Let Me Paint You a Picture
Movies were made to be shared
Kitten to 'Cat'
My daughter did not inherit my gene for horror. That curiously unsettling pleasure that since childhood I have derived from ghoulies and ghosties and things that go bump in the night, in literature and comics and on film and TV, was not passed along to Rosalind. In fact, when she was very young, she was so resistant to anything scary that most Disney cartoons were off-limits – their malevolent stepmothers and puppynapping villainesses were too much for her. It was years before she could watch her favorite film, The Wizard of Oz, without fast-forwarding through, as she called all frightening scenes in movies, "the dumb parts." Moreover, as a child of the Saw era, she assumed stomach-churning gore was de rigueur for all film horror, even from the days of the Hays Office, so she saw no need to acquaint herself with the original Universal classic creature features. I never saw any need to change her mind any more than I felt a need to force her to experience the cold-sweat-inducing, shift-in-your-seat, peer-through-your-fingers fun of a Freaks or Alien or Rosemary's Baby. But when she entered high school, Rosalind's cinematic tastes grew more adventurous, and Hitchcock became her gateway drug to the joys of clammy palms and shouting at the screen, "Don't go in there!" So when I suggested that the original Cat People was closer in style and spirit to Rear Window than Final Destination, she was game to take in a showing at the Paramount. The result, Rosalind herself says, was "mind-expanding." She'd never seen so much suggested by so little: an isolated individual on a dimly lit street or in a basement pool, silence except for one's own footsteps or a distant echo of a radiator, and shadows – deep, velvety, enveloping shadows that might contain nothing or might contain anything, even a fetching Serbian designer who transforms into a marauding black panther. As I had done years before when I first saw the film as a college student at the University of Texas, my daughter lost herself in those gloriously dark shadows conjured by producer Val Lewton, director Jacques Tourneur, and cinematographer Nicholas Musuraca. It may have taken the horror of the unseen, horror conjured by the mind and one's own maddening uncertainty, horror suggested with masterful subtlety, but at long last, swallowed in the shadows of Cat People, my daughter and I shared a shiver, a marvelously delicious shiver.

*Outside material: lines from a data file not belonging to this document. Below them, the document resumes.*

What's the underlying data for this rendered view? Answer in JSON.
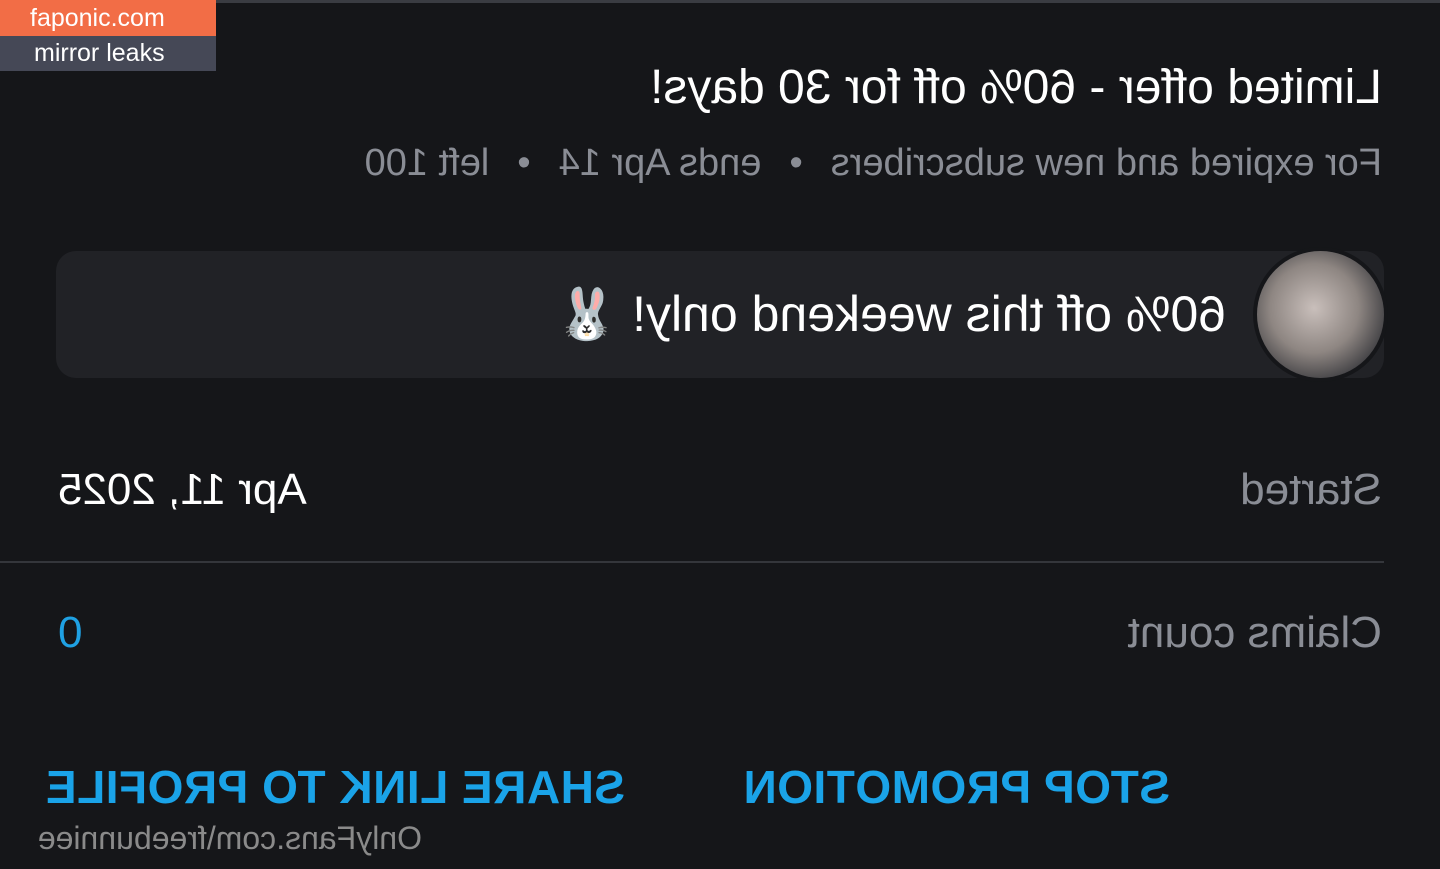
{
  "watermark": {
    "site": "faponic.com",
    "tagline": "mirror leaks",
    "profile_url": "OnlyFans.com\\freebunniee"
  },
  "offer": {
    "title": "Limited offer - 60% off for 30 days!",
    "audience": "For expired and new subscribers",
    "ends": "ends Apr 14",
    "left": "left 100",
    "separator": "•"
  },
  "message": {
    "text": "60% off this weekend only!",
    "emoji": "🐰"
  },
  "details": {
    "started_label": "Started",
    "started_value": "Apr 11, 2025",
    "claims_label": "Claims count",
    "claims_value": "0"
  },
  "actions": {
    "stop_label": "STOP PROMOTION",
    "share_label": "SHARE LINK TO PROFILE"
  },
  "colors": {
    "background": "#151619",
    "accent": "#1aa3e8",
    "muted_text": "#8a8d95",
    "badge_orange": "#f26d46"
  }
}
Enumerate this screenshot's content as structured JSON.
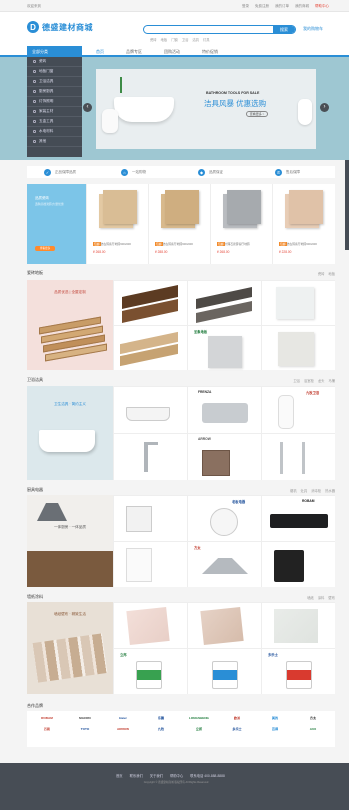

Cat People screens Thursday, Aug. 4, 7pm, and Friday, Aug. 5, 9:05pm.